In the technique Crossing Talon, against a cross wrist grab, you have kind of the standard arm bar. You use your own arm to put pressure on his elbow joint to bar his arm. Note that too that you step into the opponent to the right 45 (degree angle) as you begin application of the arm bar; this is to cancel his back-up weapon, so is a form of checking.
James reaches across and grabs Joe’s right wrist with his right hand, with the intention of doing some other harm to him.
Joe anchors his right elbow and counter grabs by circling his right hand clock-wise and on top of James’ wrist.
With his left elbow Joe strikes up into James arm and rolls the arm into an arm bar as he steps in to the 45.
In the extension for Calming the Storm, you perform the arm bar while on the inside of his centerline, using another way to cancel him while in the centerline by the way, using the inside of your forearm.

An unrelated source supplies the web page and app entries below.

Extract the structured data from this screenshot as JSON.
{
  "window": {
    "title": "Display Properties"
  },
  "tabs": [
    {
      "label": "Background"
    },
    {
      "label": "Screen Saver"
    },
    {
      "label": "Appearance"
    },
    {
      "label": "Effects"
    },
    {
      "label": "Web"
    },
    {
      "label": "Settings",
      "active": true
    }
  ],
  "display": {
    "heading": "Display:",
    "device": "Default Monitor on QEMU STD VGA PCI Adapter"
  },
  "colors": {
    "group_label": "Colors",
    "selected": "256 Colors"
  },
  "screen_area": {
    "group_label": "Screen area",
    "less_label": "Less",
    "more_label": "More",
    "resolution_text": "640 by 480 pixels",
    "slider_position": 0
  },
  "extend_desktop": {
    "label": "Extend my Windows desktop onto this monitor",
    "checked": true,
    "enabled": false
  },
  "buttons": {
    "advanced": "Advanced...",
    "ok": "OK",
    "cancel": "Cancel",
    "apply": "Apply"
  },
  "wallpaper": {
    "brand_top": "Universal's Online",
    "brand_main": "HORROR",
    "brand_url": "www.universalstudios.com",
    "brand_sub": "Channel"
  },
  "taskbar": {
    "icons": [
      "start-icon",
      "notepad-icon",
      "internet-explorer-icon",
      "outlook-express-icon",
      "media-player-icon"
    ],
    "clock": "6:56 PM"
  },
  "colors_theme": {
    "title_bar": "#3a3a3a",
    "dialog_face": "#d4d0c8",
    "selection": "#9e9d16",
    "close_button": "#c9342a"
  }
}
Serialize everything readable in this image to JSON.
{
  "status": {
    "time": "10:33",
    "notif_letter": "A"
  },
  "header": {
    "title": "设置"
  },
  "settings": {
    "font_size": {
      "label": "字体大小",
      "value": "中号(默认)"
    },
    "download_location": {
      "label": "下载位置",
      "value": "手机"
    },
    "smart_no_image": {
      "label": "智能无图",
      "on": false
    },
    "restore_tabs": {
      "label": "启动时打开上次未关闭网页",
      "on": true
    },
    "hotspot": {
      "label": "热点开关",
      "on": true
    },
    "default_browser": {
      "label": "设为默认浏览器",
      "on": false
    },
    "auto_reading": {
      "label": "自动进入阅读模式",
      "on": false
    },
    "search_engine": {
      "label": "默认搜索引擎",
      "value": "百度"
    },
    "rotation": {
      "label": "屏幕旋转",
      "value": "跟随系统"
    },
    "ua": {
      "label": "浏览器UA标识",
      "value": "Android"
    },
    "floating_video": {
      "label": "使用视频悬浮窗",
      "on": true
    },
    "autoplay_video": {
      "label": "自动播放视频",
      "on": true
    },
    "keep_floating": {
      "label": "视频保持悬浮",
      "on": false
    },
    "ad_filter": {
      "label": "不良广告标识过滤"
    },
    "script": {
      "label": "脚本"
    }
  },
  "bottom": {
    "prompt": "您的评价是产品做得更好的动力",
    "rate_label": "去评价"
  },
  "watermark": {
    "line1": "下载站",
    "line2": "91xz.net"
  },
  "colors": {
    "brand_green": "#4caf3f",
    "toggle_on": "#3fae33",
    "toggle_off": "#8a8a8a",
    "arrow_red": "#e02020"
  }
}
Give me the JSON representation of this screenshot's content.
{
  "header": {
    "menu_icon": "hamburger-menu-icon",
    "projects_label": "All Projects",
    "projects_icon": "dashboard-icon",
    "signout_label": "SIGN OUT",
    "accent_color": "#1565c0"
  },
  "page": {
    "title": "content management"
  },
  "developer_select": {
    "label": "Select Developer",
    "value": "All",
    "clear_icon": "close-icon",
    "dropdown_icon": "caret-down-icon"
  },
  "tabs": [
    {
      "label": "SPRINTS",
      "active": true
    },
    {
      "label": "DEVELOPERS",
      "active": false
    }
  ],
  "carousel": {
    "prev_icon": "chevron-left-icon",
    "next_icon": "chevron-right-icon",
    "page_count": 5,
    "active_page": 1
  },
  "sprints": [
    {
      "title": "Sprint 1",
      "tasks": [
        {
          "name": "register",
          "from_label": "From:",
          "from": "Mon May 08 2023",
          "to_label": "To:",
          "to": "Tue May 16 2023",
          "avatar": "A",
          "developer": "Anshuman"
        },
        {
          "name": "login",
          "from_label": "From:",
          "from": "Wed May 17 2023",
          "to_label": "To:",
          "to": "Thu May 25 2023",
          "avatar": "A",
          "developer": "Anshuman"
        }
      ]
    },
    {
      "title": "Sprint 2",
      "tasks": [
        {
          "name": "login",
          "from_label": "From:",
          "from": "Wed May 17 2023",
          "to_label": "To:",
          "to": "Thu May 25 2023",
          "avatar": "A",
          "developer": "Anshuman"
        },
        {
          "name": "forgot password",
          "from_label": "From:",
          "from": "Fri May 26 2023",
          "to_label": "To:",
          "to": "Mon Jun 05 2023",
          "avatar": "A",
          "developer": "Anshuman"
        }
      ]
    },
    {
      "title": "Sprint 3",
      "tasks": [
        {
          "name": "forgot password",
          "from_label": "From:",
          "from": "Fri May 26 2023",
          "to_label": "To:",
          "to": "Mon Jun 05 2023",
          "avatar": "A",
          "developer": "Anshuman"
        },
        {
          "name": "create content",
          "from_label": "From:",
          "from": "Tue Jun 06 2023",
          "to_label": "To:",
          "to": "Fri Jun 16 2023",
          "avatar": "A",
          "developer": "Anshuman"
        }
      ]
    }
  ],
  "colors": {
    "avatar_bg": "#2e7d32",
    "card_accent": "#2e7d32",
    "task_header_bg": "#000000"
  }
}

When James comes in with the roundhouse club attack, Joe steps in with a left outward block and punch to the face, disrupting James’ depth zone and using borrowed force on the punch.
Joe bumps James’ right shoulder with his right hand to open his centerline.
Joe delivers a couple punches to the body
Joe applies the arm bar here by putting pressure on the elbow joint with his right forearm while maintaining control at the wrist with his left hand.
Joe pulls with the right which brings James’ head forward and down and finishes.
In Locked Wing, the arm bar is applied with your opponent behind you getting you in a hammerlock. You step back and bump him to create space and drive an elbow to the face. You claw through his eyes and then apply the arm bar with your left arm on his right arm that is applying the hammerlock. This moves him more to your side so that your back is not so much to him and he’s not behind you. Plus, it gets his head down, which is a common goal in Kenpo because it cancels his height zone and checks him off and you have more control when you control where his head goes. You then follow up with a knee and elbow.
So there you have several variations of how to do an arm bar in the Kenpo system. Understand the Kenpo system is intended to be a complete system showing variations on ways to do a multitude of things. It is an analytical study of motion, with reverses and opposites, cross-references, category completions and many alternatives and options. You could spend a lot of time exploring the system finding various category completions, for instance. It is endless and it’s up to you to examine and learn about the system and what it has for you to use and understand.
Basically, in this series of techniques you have learned to manipulate the opponent into position using his arm and the hinge principle. In other techniques you use the hinges at the leg and hip to manipulate the opponent into position. Consider these:
- Dance of Death: You grab his leg and elbow him at the hinge in the middle of his body–the waist or hip.
- Brushing the Storm: You grab his ankle and pull it up as you push on his hip, driving his face forward and down.
- Gift in Return: You use his hip and arm to move his leg and put him in position where you have access to his targets.
In addition, you strike a joint to put him in position.
- In Aggressive Twins, you kick his knee to open his centerline. This can also be considered a chop with the foot, another cross-reference.
- In Calming the Storm, you use a chop to the shoulder to open his centerline. Just as you chopped with your foot to open his centerline, here you chop with your hand to open his centerline.